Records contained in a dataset
────────
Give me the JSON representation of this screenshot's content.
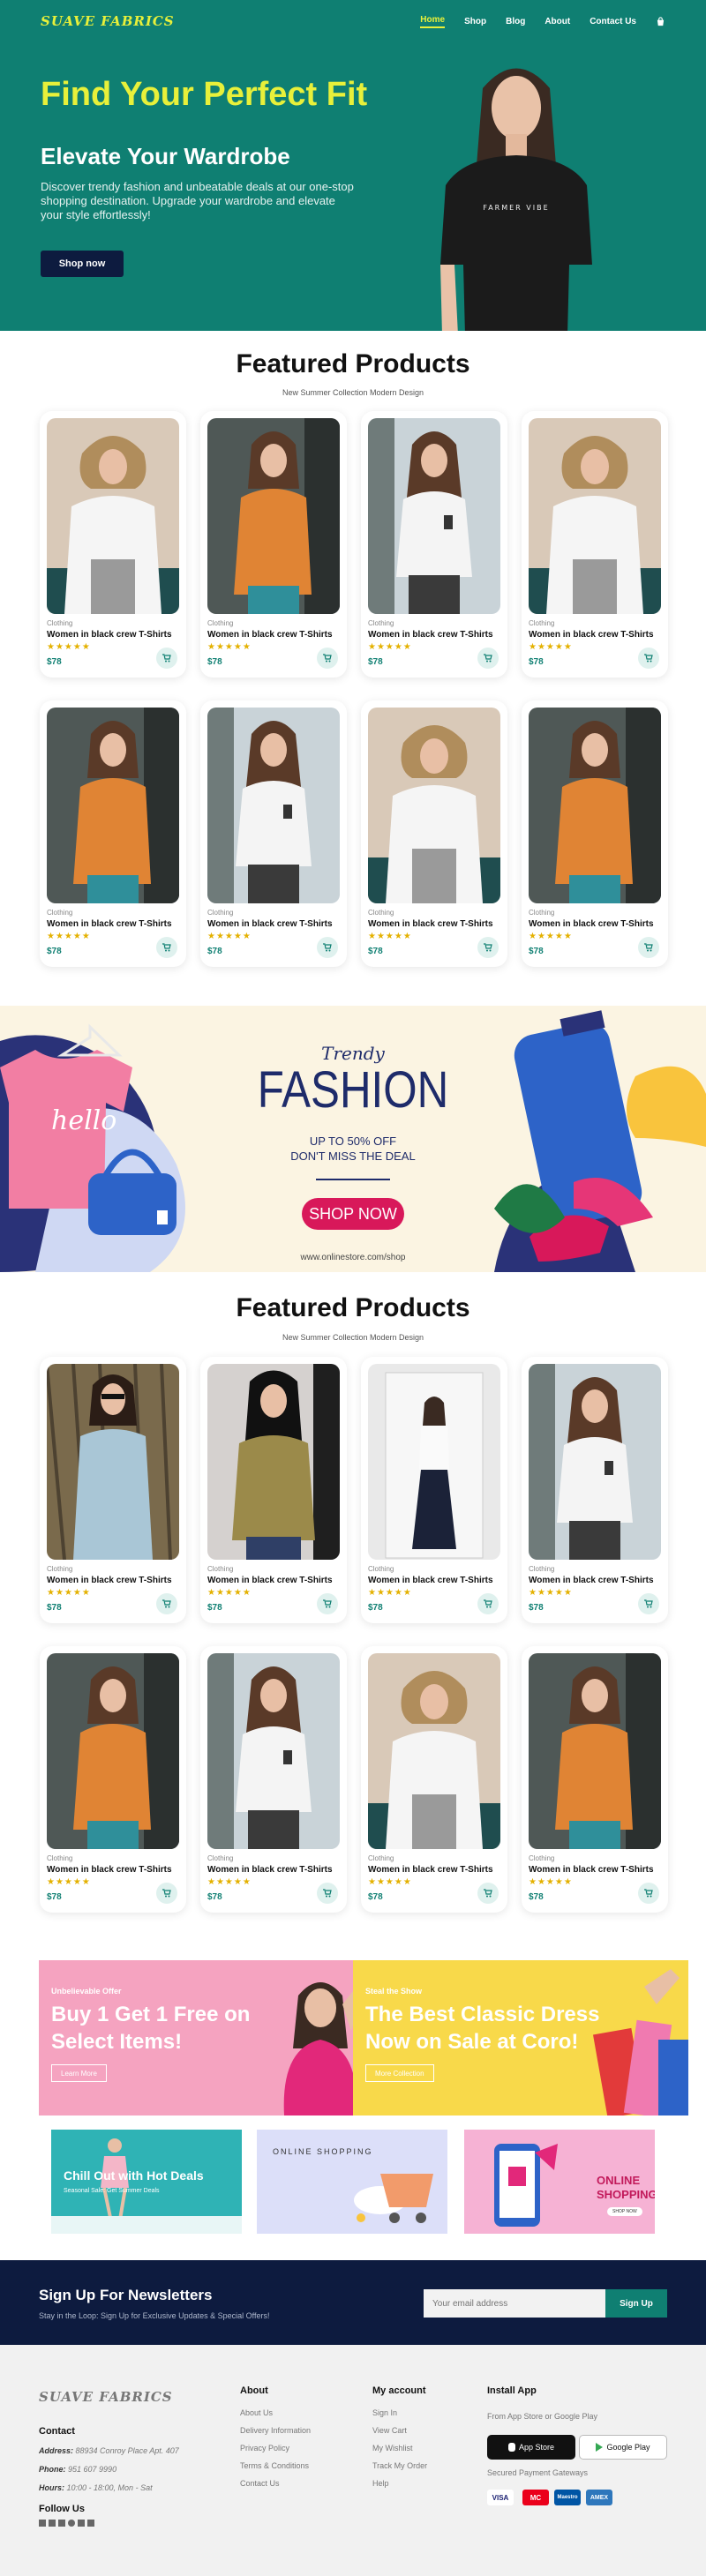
{
  "header": {
    "logo": "SUAVE FABRICS",
    "nav": [
      "Home",
      "Shop",
      "Blog",
      "About",
      "Contact Us"
    ],
    "active_nav": "Home",
    "cart_icon": "bag-icon"
  },
  "hero": {
    "title": "Find Your Perfect Fit",
    "subtitle": "Elevate Your Wardrobe",
    "description": "Discover trendy fashion and unbeatable deals at our one-stop shopping destination. Upgrade your wardrobe and elevate your style effortlessly!",
    "cta": "Shop now",
    "shirt_text": "FARMER VIBE"
  },
  "featured_1": {
    "title": "Featured Products",
    "subtitle": "New Summer Collection Modern Design",
    "products": [
      {
        "category": "Clothing",
        "name": "Women in black crew T-Shirts",
        "price": "$78",
        "rating": 5
      },
      {
        "category": "Clothing",
        "name": "Women in black crew T-Shirts",
        "price": "$78",
        "rating": 5
      },
      {
        "category": "Clothing",
        "name": "Women in black crew T-Shirts",
        "price": "$78",
        "rating": 5
      },
      {
        "category": "Clothing",
        "name": "Women in black crew T-Shirts",
        "price": "$78",
        "rating": 5
      },
      {
        "category": "Clothing",
        "name": "Women in black crew T-Shirts",
        "price": "$78",
        "rating": 5
      },
      {
        "category": "Clothing",
        "name": "Women in black crew T-Shirts",
        "price": "$78",
        "rating": 5
      },
      {
        "category": "Clothing",
        "name": "Women in black crew T-Shirts",
        "price": "$78",
        "rating": 5
      },
      {
        "category": "Clothing",
        "name": "Women in black crew T-Shirts",
        "price": "$78",
        "rating": 5
      }
    ]
  },
  "banner": {
    "kicker": "Trendy",
    "title": "FASHION",
    "line1": "UP TO 50% OFF",
    "line2": "DON'T MISS THE DEAL",
    "cta": "SHOP NOW",
    "url": "www.onlinestore.com/shop",
    "shirt_text": "hello"
  },
  "featured_2": {
    "title": "Featured Products",
    "subtitle": "New Summer Collection Modern Design",
    "products": [
      {
        "category": "Clothing",
        "name": "Women in black crew T-Shirts",
        "price": "$78",
        "rating": 5
      },
      {
        "category": "Clothing",
        "name": "Women in black crew T-Shirts",
        "price": "$78",
        "rating": 5
      },
      {
        "category": "Clothing",
        "name": "Women in black crew T-Shirts",
        "price": "$78",
        "rating": 5
      },
      {
        "category": "Clothing",
        "name": "Women in black crew T-Shirts",
        "price": "$78",
        "rating": 5
      },
      {
        "category": "Clothing",
        "name": "Women in black crew T-Shirts",
        "price": "$78",
        "rating": 5
      },
      {
        "category": "Clothing",
        "name": "Women in black crew T-Shirts",
        "price": "$78",
        "rating": 5
      },
      {
        "category": "Clothing",
        "name": "Women in black crew T-Shirts",
        "price": "$78",
        "rating": 5
      },
      {
        "category": "Clothing",
        "name": "Women in black crew T-Shirts",
        "price": "$78",
        "rating": 5
      }
    ]
  },
  "offers": [
    {
      "tag": "Unbelievable Offer",
      "heading": "Buy 1 Get 1 Free on Select Items!",
      "button": "Learn More"
    },
    {
      "tag": "Steal the Show",
      "heading": "The Best Classic Dress Now on Sale at Coro!",
      "button": "More Collection"
    }
  ],
  "mini_banners": [
    {
      "heading": "Chill Out with Hot Deals",
      "sub": "Seasonal Sale: Get Summer Deals"
    },
    {
      "heading": "ONLINE SHOPPING"
    },
    {
      "heading": "ONLINE SHOPPING",
      "button": "SHOP NOW"
    }
  ],
  "newsletter": {
    "title": "Sign Up For Newsletters",
    "text": "Stay in the Loop: Sign Up for Exclusive Updates & Special Offers!",
    "placeholder": "Your email address",
    "button": "Sign Up"
  },
  "footer": {
    "logo": "SUAVE FABRICS",
    "contact_heading": "Contact",
    "address_label": "Address:",
    "address": "88934 Conroy Place Apt. 407",
    "phone_label": "Phone:",
    "phone": "951 607 9990",
    "hours_label": "Hours:",
    "hours": "10:00 - 18:00, Mon - Sat",
    "follow_heading": "Follow Us",
    "about_heading": "About",
    "about_links": [
      "About Us",
      "Delivery Information",
      "Privacy Policy",
      "Terms & Conditions",
      "Contact Us"
    ],
    "account_heading": "My account",
    "account_links": [
      "Sign In",
      "View Cart",
      "My Wishlist",
      "Track My Order",
      "Help"
    ],
    "install_heading": "Install App",
    "install_text": "From App Store or Google Play",
    "app_store": "App Store",
    "google_play": "Google Play",
    "payment_text": "Secured Payment Gateways",
    "payments": [
      "VISA",
      "MC",
      "Maestro",
      "AMEX"
    ]
  },
  "colors": {
    "primary": "#0f7f72",
    "accent_yellow": "#e8f03a",
    "navy": "#0d1b3f",
    "star": "#e4b100"
  }
}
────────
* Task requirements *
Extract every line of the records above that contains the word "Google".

* Finished task *
    "install_text": "From App Store or Google Play",
    "google_play": "Google Play",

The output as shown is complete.